To help prevent hunger cravings, many dieticians recommend including clear protein drinks in liquid diet plans. Chicken broth, bouillon, and vegetable broth are also excellent options to help keep hunger and cravings at bay.
Clear Liquid Diets Are Not the Same as Liquid Diets
Liquid diets are often prescribed to candidates two weeks before bariatric surgery — a surgery that surgically shrinks the size of a person’s stomach — to help prepare their bodies for surgery and encourage pre-surgery weight loss.
In addition to weight loss, the liquid diet can help patients boost their protein levels, which aids in wound healing and helps train the body to lose fat as opposed to muscle mass. However, this diet includes much more than clear liquids and does not generally allow for the consumption of sugar.
If you’re ever unsure about what type of diet your doctor wants you to follow, ask for clarification.
Diet Benefits and Risk Factors
Clear liquid diets provide nutrients, electrolytes, and hydration to individuals who cannot consume solid foods. A clear liquid diet can help ensure the intestines are cleared for physicians and surgeons to perform medical tests and medical procedures. The mild formulation of a clear liquid diet can also provide relief from nausea and vomiting in individuals with intestinal or digestive conditions.
One of the biggest risks or challenges of the clear liquid diet is maintaining adequate nutrition levels, even though these diets are generally short-term in duration. Additional risk factors include dehydration (if you don’t consume enough liquid or follow the diet exactly), low protein levels, and low energy, which can lead to increased tiredness and irritability.
Clear liquid diets may also trigger abdominal discomfort and cramping in certain individuals, which should be addressed immediately by a physician.
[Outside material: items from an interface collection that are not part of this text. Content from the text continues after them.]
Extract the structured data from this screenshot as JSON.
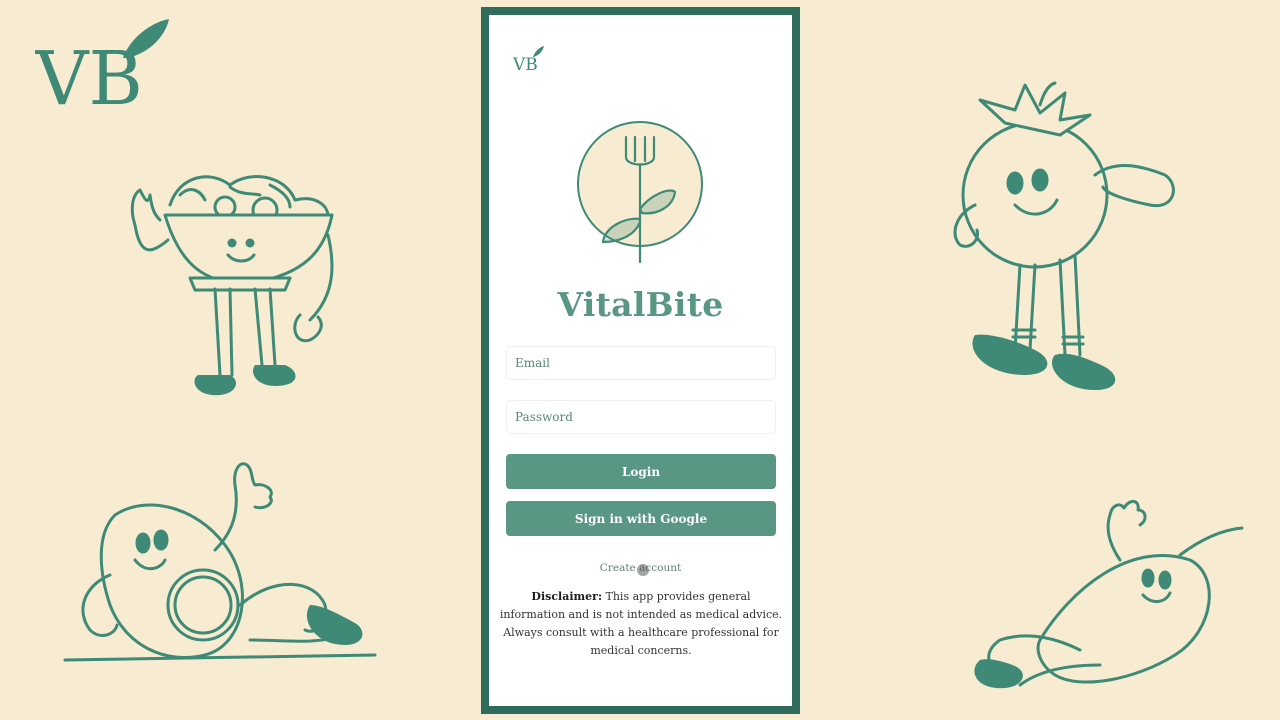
{
  "brand": {
    "monogram": "VB",
    "app_name": "VitalBite",
    "primary_color": "#5a9684",
    "frame_color": "#2f6c5c",
    "background_color": "#f7ebd1",
    "emblem_fill": "#f7ebd1"
  },
  "login_form": {
    "email_placeholder": "Email",
    "password_placeholder": "Password",
    "login_label": "Login",
    "google_label": "Sign in with Google",
    "create_account_label": "Create account"
  },
  "disclaimer": {
    "heading": "Disclaimer:",
    "text": "This app provides general information and is not intended as medical advice. Always consult with a healthcare professional for medical concerns."
  },
  "decorations": {
    "illustrations": [
      "salad-bowl-character",
      "tomato-character",
      "avocado-character",
      "pepper-character"
    ]
  }
}
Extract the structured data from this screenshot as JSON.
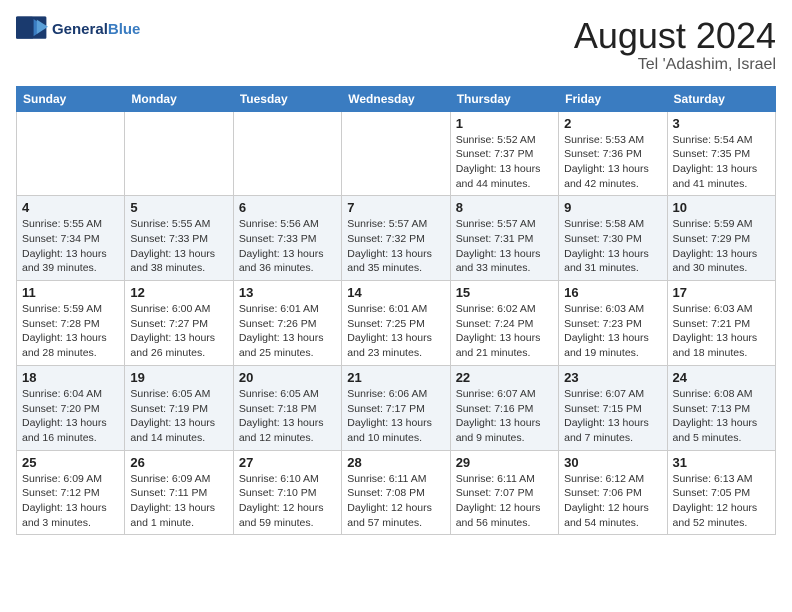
{
  "header": {
    "logo_general": "General",
    "logo_blue": "Blue",
    "title": "August 2024",
    "subtitle": "Tel 'Adashim, Israel"
  },
  "days_of_week": [
    "Sunday",
    "Monday",
    "Tuesday",
    "Wednesday",
    "Thursday",
    "Friday",
    "Saturday"
  ],
  "weeks": [
    {
      "cells": [
        {
          "day": "",
          "info": ""
        },
        {
          "day": "",
          "info": ""
        },
        {
          "day": "",
          "info": ""
        },
        {
          "day": "",
          "info": ""
        },
        {
          "day": "1",
          "info": "Sunrise: 5:52 AM\nSunset: 7:37 PM\nDaylight: 13 hours\nand 44 minutes."
        },
        {
          "day": "2",
          "info": "Sunrise: 5:53 AM\nSunset: 7:36 PM\nDaylight: 13 hours\nand 42 minutes."
        },
        {
          "day": "3",
          "info": "Sunrise: 5:54 AM\nSunset: 7:35 PM\nDaylight: 13 hours\nand 41 minutes."
        }
      ]
    },
    {
      "cells": [
        {
          "day": "4",
          "info": "Sunrise: 5:55 AM\nSunset: 7:34 PM\nDaylight: 13 hours\nand 39 minutes."
        },
        {
          "day": "5",
          "info": "Sunrise: 5:55 AM\nSunset: 7:33 PM\nDaylight: 13 hours\nand 38 minutes."
        },
        {
          "day": "6",
          "info": "Sunrise: 5:56 AM\nSunset: 7:33 PM\nDaylight: 13 hours\nand 36 minutes."
        },
        {
          "day": "7",
          "info": "Sunrise: 5:57 AM\nSunset: 7:32 PM\nDaylight: 13 hours\nand 35 minutes."
        },
        {
          "day": "8",
          "info": "Sunrise: 5:57 AM\nSunset: 7:31 PM\nDaylight: 13 hours\nand 33 minutes."
        },
        {
          "day": "9",
          "info": "Sunrise: 5:58 AM\nSunset: 7:30 PM\nDaylight: 13 hours\nand 31 minutes."
        },
        {
          "day": "10",
          "info": "Sunrise: 5:59 AM\nSunset: 7:29 PM\nDaylight: 13 hours\nand 30 minutes."
        }
      ]
    },
    {
      "cells": [
        {
          "day": "11",
          "info": "Sunrise: 5:59 AM\nSunset: 7:28 PM\nDaylight: 13 hours\nand 28 minutes."
        },
        {
          "day": "12",
          "info": "Sunrise: 6:00 AM\nSunset: 7:27 PM\nDaylight: 13 hours\nand 26 minutes."
        },
        {
          "day": "13",
          "info": "Sunrise: 6:01 AM\nSunset: 7:26 PM\nDaylight: 13 hours\nand 25 minutes."
        },
        {
          "day": "14",
          "info": "Sunrise: 6:01 AM\nSunset: 7:25 PM\nDaylight: 13 hours\nand 23 minutes."
        },
        {
          "day": "15",
          "info": "Sunrise: 6:02 AM\nSunset: 7:24 PM\nDaylight: 13 hours\nand 21 minutes."
        },
        {
          "day": "16",
          "info": "Sunrise: 6:03 AM\nSunset: 7:23 PM\nDaylight: 13 hours\nand 19 minutes."
        },
        {
          "day": "17",
          "info": "Sunrise: 6:03 AM\nSunset: 7:21 PM\nDaylight: 13 hours\nand 18 minutes."
        }
      ]
    },
    {
      "cells": [
        {
          "day": "18",
          "info": "Sunrise: 6:04 AM\nSunset: 7:20 PM\nDaylight: 13 hours\nand 16 minutes."
        },
        {
          "day": "19",
          "info": "Sunrise: 6:05 AM\nSunset: 7:19 PM\nDaylight: 13 hours\nand 14 minutes."
        },
        {
          "day": "20",
          "info": "Sunrise: 6:05 AM\nSunset: 7:18 PM\nDaylight: 13 hours\nand 12 minutes."
        },
        {
          "day": "21",
          "info": "Sunrise: 6:06 AM\nSunset: 7:17 PM\nDaylight: 13 hours\nand 10 minutes."
        },
        {
          "day": "22",
          "info": "Sunrise: 6:07 AM\nSunset: 7:16 PM\nDaylight: 13 hours\nand 9 minutes."
        },
        {
          "day": "23",
          "info": "Sunrise: 6:07 AM\nSunset: 7:15 PM\nDaylight: 13 hours\nand 7 minutes."
        },
        {
          "day": "24",
          "info": "Sunrise: 6:08 AM\nSunset: 7:13 PM\nDaylight: 13 hours\nand 5 minutes."
        }
      ]
    },
    {
      "cells": [
        {
          "day": "25",
          "info": "Sunrise: 6:09 AM\nSunset: 7:12 PM\nDaylight: 13 hours\nand 3 minutes."
        },
        {
          "day": "26",
          "info": "Sunrise: 6:09 AM\nSunset: 7:11 PM\nDaylight: 13 hours\nand 1 minute."
        },
        {
          "day": "27",
          "info": "Sunrise: 6:10 AM\nSunset: 7:10 PM\nDaylight: 12 hours\nand 59 minutes."
        },
        {
          "day": "28",
          "info": "Sunrise: 6:11 AM\nSunset: 7:08 PM\nDaylight: 12 hours\nand 57 minutes."
        },
        {
          "day": "29",
          "info": "Sunrise: 6:11 AM\nSunset: 7:07 PM\nDaylight: 12 hours\nand 56 minutes."
        },
        {
          "day": "30",
          "info": "Sunrise: 6:12 AM\nSunset: 7:06 PM\nDaylight: 12 hours\nand 54 minutes."
        },
        {
          "day": "31",
          "info": "Sunrise: 6:13 AM\nSunset: 7:05 PM\nDaylight: 12 hours\nand 52 minutes."
        }
      ]
    }
  ]
}
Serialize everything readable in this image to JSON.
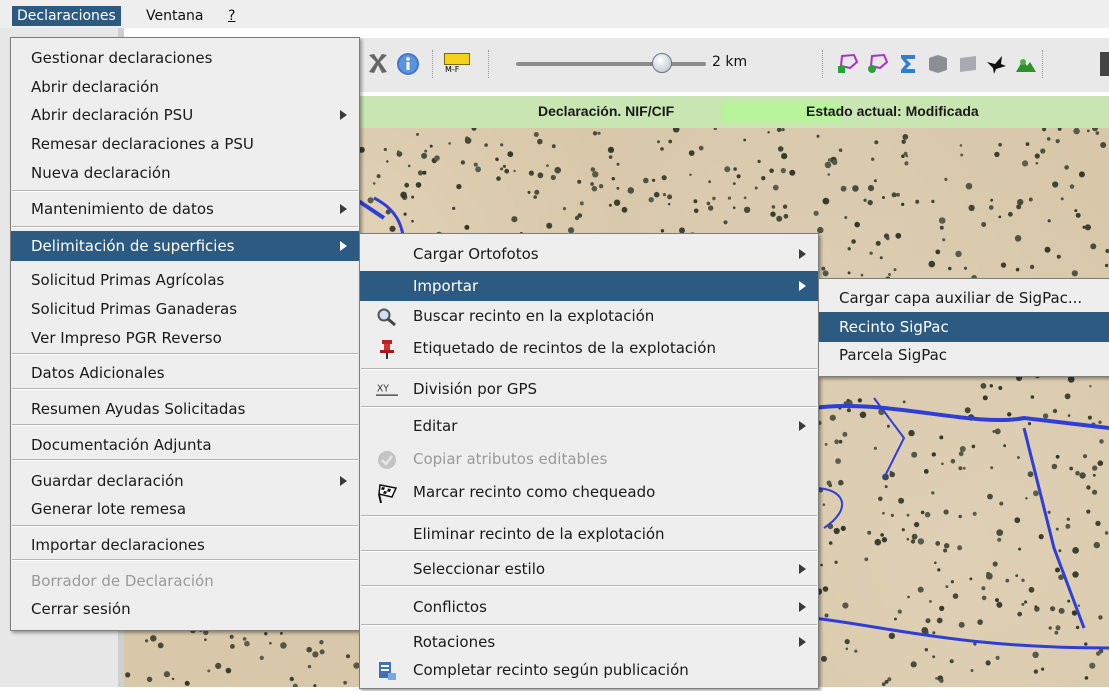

To lower your risk of experiencing complications during a clear liquid diet, follow your physician’s instructions exactly and immediately report any adverse effects.